Galaxy withdraws from battle for Alita

GALAXY Resources says it won’t amend a deed of company arrangement proposal for collapsed Alita Resources, paving the way for the Chinese to take control.
Galaxy withdraws from battle for Alita Galaxy withdraws from battle for Alita Galaxy withdraws from battle for Alita Galaxy withdraws from battle for Alita Galaxy withdraws from battle for Alita

Bald Hill in WA's Goldfields

Galaxy and China Hydrogen Energy (CHE) both submitted DOCA proposals to recapitalise the company, but administrator KordaMentha said on Friday CHE's would deliver a "markedly superior" outcome to creditors.

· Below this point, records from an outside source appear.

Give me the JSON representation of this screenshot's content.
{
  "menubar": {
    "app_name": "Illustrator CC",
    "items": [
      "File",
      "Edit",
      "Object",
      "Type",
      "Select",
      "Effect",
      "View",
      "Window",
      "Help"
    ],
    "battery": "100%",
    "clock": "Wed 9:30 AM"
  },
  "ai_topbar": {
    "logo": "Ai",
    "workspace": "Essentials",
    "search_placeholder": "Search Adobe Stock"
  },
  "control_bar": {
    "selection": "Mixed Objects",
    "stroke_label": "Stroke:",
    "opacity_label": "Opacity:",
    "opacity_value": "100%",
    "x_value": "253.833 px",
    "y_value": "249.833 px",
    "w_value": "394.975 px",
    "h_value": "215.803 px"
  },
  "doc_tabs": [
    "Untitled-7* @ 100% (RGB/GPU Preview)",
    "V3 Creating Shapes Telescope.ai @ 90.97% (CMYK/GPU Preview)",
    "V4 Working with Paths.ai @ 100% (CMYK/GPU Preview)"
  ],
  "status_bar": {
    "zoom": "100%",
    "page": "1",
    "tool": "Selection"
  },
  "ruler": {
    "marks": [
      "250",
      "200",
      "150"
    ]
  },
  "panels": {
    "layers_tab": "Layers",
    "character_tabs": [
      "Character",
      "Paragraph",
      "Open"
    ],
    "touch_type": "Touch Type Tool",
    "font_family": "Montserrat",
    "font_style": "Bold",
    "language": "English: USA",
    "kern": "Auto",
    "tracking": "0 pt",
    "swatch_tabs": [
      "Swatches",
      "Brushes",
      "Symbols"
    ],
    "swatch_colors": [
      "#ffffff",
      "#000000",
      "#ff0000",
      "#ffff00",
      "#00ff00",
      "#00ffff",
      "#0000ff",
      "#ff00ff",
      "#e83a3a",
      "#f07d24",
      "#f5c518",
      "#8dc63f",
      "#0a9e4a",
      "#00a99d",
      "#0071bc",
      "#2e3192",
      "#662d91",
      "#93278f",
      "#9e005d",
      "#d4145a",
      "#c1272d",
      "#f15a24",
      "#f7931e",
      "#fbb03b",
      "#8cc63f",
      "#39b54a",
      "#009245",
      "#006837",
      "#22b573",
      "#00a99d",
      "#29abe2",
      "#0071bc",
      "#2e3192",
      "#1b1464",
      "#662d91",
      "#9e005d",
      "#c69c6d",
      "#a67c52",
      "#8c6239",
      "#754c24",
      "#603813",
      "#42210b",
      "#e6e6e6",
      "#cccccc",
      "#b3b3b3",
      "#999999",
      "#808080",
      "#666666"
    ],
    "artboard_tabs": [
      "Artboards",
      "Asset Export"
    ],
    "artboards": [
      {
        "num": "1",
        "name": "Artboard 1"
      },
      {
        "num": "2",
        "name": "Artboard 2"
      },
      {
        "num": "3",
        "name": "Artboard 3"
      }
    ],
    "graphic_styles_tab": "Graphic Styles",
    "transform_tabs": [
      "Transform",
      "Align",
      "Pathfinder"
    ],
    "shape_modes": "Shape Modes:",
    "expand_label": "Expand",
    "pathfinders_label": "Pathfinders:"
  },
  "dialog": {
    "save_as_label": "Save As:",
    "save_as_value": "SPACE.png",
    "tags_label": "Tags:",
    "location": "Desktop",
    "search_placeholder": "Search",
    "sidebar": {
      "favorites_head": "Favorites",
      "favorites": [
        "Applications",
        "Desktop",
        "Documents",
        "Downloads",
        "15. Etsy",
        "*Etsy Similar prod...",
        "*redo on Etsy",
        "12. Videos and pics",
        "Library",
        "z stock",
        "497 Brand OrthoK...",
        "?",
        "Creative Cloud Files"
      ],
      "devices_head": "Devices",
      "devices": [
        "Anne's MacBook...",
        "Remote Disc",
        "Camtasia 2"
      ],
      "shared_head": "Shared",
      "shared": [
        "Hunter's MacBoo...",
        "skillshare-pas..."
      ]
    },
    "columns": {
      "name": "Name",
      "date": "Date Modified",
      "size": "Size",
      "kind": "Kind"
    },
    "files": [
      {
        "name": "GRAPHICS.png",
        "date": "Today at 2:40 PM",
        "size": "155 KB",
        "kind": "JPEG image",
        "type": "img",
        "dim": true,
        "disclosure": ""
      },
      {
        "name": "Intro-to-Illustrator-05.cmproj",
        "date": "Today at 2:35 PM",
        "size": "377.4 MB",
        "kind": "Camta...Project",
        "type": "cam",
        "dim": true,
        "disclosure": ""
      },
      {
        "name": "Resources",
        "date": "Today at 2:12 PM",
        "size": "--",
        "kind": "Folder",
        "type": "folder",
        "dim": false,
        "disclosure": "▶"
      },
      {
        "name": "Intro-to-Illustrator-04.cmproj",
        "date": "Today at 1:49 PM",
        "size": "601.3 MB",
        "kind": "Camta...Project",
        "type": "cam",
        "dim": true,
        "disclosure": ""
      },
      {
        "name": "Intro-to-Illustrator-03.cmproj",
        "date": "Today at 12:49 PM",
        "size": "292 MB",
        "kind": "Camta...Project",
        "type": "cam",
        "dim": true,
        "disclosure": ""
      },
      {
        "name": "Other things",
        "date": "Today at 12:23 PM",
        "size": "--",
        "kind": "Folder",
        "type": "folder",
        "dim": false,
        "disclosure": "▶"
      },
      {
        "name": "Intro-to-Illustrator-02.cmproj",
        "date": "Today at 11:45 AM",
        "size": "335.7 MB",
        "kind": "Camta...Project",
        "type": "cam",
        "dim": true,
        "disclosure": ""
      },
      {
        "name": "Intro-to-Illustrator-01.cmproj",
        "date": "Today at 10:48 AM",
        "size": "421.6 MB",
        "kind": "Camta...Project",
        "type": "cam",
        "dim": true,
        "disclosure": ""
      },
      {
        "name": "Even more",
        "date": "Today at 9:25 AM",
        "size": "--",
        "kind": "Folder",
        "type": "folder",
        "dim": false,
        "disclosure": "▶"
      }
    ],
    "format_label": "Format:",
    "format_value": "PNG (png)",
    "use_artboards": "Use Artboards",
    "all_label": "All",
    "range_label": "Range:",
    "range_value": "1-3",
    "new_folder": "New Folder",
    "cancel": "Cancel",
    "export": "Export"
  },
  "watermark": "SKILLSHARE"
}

Galaxy today said it was able to conduct extensive due diligence on the Alita assets and liabilities, including the suspended Bald Hill mine.

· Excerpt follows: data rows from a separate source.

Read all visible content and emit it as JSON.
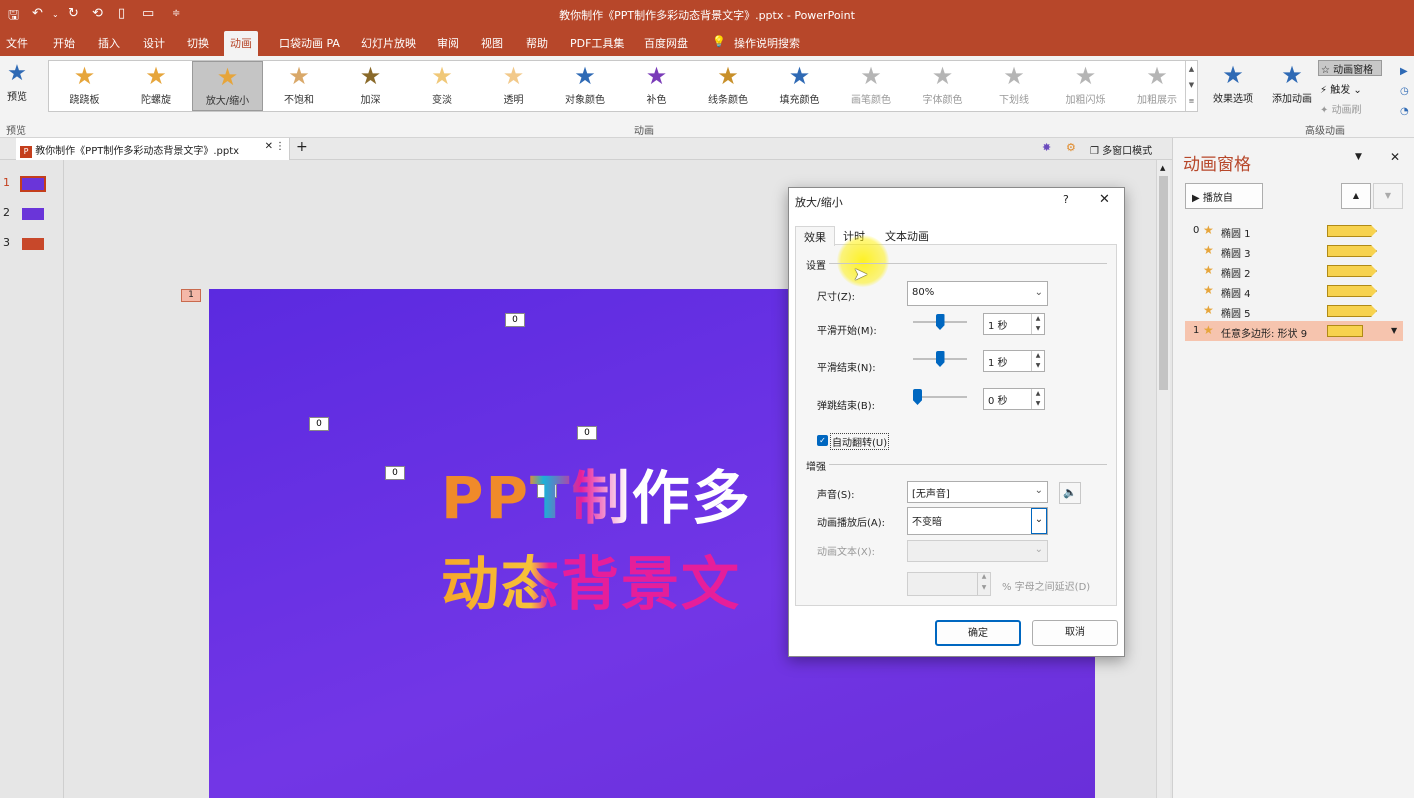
{
  "titlebar": {
    "title": "教你制作《PPT制作多彩动态背景文字》.pptx  -  PowerPoint",
    "quick_access": [
      "save-icon",
      "undo-icon",
      "redo-icon",
      "touch-mode-icon",
      "new-icon",
      "open-icon",
      "customize-icon"
    ]
  },
  "menu": [
    "文件",
    "开始",
    "插入",
    "设计",
    "切换",
    "动画",
    "口袋动画 PA",
    "幻灯片放映",
    "审阅",
    "视图",
    "帮助",
    "PDF工具集",
    "百度网盘",
    "操作说明搜索"
  ],
  "ribbon": {
    "preview_label": "预览",
    "preview_group": "预览",
    "animations": [
      {
        "label": "跷跷板",
        "color": "#e6a53b",
        "disabled": false
      },
      {
        "label": "陀螺旋",
        "color": "#e6a53b",
        "disabled": false
      },
      {
        "label": "放大/缩小",
        "color": "#e6a53b",
        "disabled": false,
        "selected": true
      },
      {
        "label": "不饱和",
        "color": "#d9a869",
        "disabled": false
      },
      {
        "label": "加深",
        "color": "#8a6a2a",
        "disabled": false
      },
      {
        "label": "变淡",
        "color": "#f0c878",
        "disabled": false
      },
      {
        "label": "透明",
        "color": "#f2c98a",
        "disabled": false
      },
      {
        "label": "对象颜色",
        "color": "#2f6ab5",
        "disabled": false
      },
      {
        "label": "补色",
        "color": "#7a3cb8",
        "disabled": false
      },
      {
        "label": "线条颜色",
        "color": "#c8902a",
        "disabled": false
      },
      {
        "label": "填充颜色",
        "color": "#2f6ab5",
        "disabled": false
      },
      {
        "label": "画笔颜色",
        "color": "#b5b5b5",
        "disabled": true
      },
      {
        "label": "字体颜色",
        "color": "#b5b5b5",
        "disabled": true
      },
      {
        "label": "下划线",
        "color": "#b5b5b5",
        "disabled": true
      },
      {
        "label": "加粗闪烁",
        "color": "#b5b5b5",
        "disabled": true
      },
      {
        "label": "加粗展示",
        "color": "#b5b5b5",
        "disabled": true
      }
    ],
    "group_animation": "动画",
    "effect_options": "效果选项",
    "add_animation": "添加动画",
    "animation_pane_btn": "动画窗格",
    "trigger_btn": "触发",
    "painter_btn": "动画刷",
    "group_advanced": "高级动画"
  },
  "doctab": {
    "name": "教你制作《PPT制作多彩动态背景文字》.pptx",
    "multi_window": "多窗口模式"
  },
  "thumbnails": [
    "1",
    "2",
    "3"
  ],
  "slide": {
    "badge": "1",
    "line1": "PPT制作多",
    "line2": "动态背景文",
    "zero": "0"
  },
  "pane": {
    "title": "动画窗格",
    "play_from": "播放自",
    "items": [
      {
        "num": "0",
        "name": "椭圆 1"
      },
      {
        "num": "",
        "name": "椭圆 3"
      },
      {
        "num": "",
        "name": "椭圆 2"
      },
      {
        "num": "",
        "name": "椭圆 4"
      },
      {
        "num": "",
        "name": "椭圆 5"
      },
      {
        "num": "1",
        "name": "任意多边形: 形状 9",
        "selected": true
      }
    ]
  },
  "dialog": {
    "title": "放大/缩小",
    "help": "?",
    "close": "✕",
    "tabs": [
      "效果",
      "计时",
      "文本动画"
    ],
    "section_settings": "设置",
    "size_label": "尺寸(Z):",
    "size_value": "80%",
    "smooth_start_label": "平滑开始(M):",
    "smooth_start_value": "1 秒",
    "smooth_start_level": 0.5,
    "smooth_end_label": "平滑结束(N):",
    "smooth_end_value": "1 秒",
    "smooth_end_level": 0.5,
    "bounce_end_label": "弹跳结束(B):",
    "bounce_end_value": "0 秒",
    "bounce_end_level": 0.0,
    "auto_reverse_label": "自动翻转(U)",
    "auto_reverse_checked": true,
    "section_enhance": "增强",
    "sound_label": "声音(S):",
    "sound_value": "[无声音]",
    "after_label": "动画播放后(A):",
    "after_value": "不变暗",
    "text_anim_label": "动画文本(X):",
    "text_anim_value": "",
    "letter_delay_suffix": "% 字母之间延迟(D)",
    "ok": "确定",
    "cancel": "取消"
  }
}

The company said it was not prepared to amend the offer terms included in its proposed DOCA.

Galaxy was Alita's largest shareholder and also its largest secured creditor.

The administrators have now repaid US$32.5 million owed to Galaxy, using a A$70 million loan facility provided by CHE.

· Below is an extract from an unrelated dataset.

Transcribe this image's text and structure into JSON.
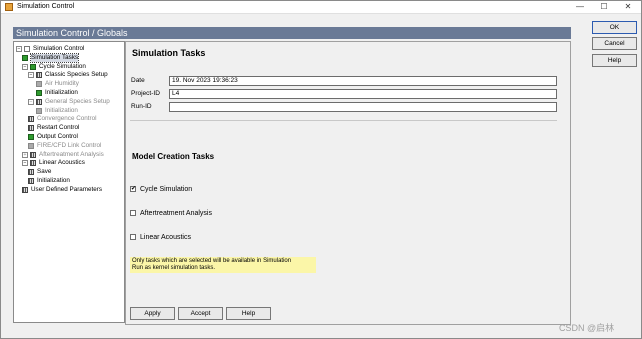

The funds received by Galaxy will be used to fully repay the US$31.1 million facility drawn down to fund the acquisition of Alita's debt.

It will leave Galaxy debt-free.

CHE had been asked to provide an unconditional deed of company arrangement proposal by today, which administrators said would be outlined in a report to creditors due in about two weeks.

The Bald Hill mine in Western Australia's Goldfields will remain suspended.